Russia's space agency said on Wednesday that its section of the International Space Station is again suffering an air leak issue, but said the problem currently poses no threat to its crew.

"Indeed, specialists are detecting an air leak on board the ISS," the press service of Roscosmos said on Wednesday, per a translation by Interfax.

"There is no threat to crewmembers or the station itself," Roscosmos added.

Space officials said Russian crew are "regularly" working to identify and fix potential leaks on the ISS, per state media agency TASS.

The announcement came shortly after National American Space Agency ISS Program Manager Joel Montalbano on the same day reported an air leak in Russia's Zvezda life support module during a press briefing for the new Crew-8 mission.

According to Montalbano, the leak is small but growing.

"There is an area at the end of the International Space Station that we've seen a leak. There is a small leak.
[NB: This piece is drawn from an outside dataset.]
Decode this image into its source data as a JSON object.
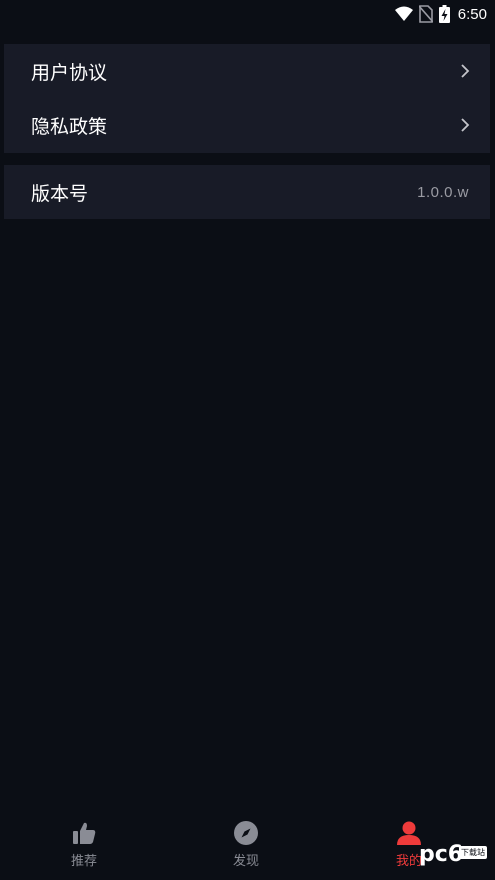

We saw a leak increase about a week before the recent Progress launch and docking," he said.

Montalbano added that NASA was working with Roscosmos on the issue and that the leak is neither affecting crew safety nor disrupting the Crew-8 mission, which aims to send four astronauts to the ISS.

NASA and Roscosmos found an air leak in Russia's side of the ISS in August 2020. It was in the Zvezda module, which provides critical life support like oxygen and water.

This leak source was identified in October 2020 and temporarily patched up, but another possible leak spot was found in November 2021 by Russian cosmonaut Pyotr Dubrov.

Roscosmos said in January 2022 that the "last air leak" location in the Zvezda had been discovered and would be fixed.

However, the announcement on Wednesday indicates that the problem has resurfaced.

Russia is set to pull out of the ISS after 2024, Moscow said in July 2022, at a time when the US announced sanctions targeting Russian leadership because of the war in Ukraine.

The station has been one of the last remaining points of cooperation between Roscosmos and NASA, which hopes to continue operating the aging station until 2030.

Meanwhile, Roscosmos said it plans to build its own space station, following the example of China's independent Tiangong station.

As Moscow continues to split from the West, Russian space officials have questioned the reliability of the old equipment on board the ISS.

This article was originally published by Business Insider.

More from Business Insider: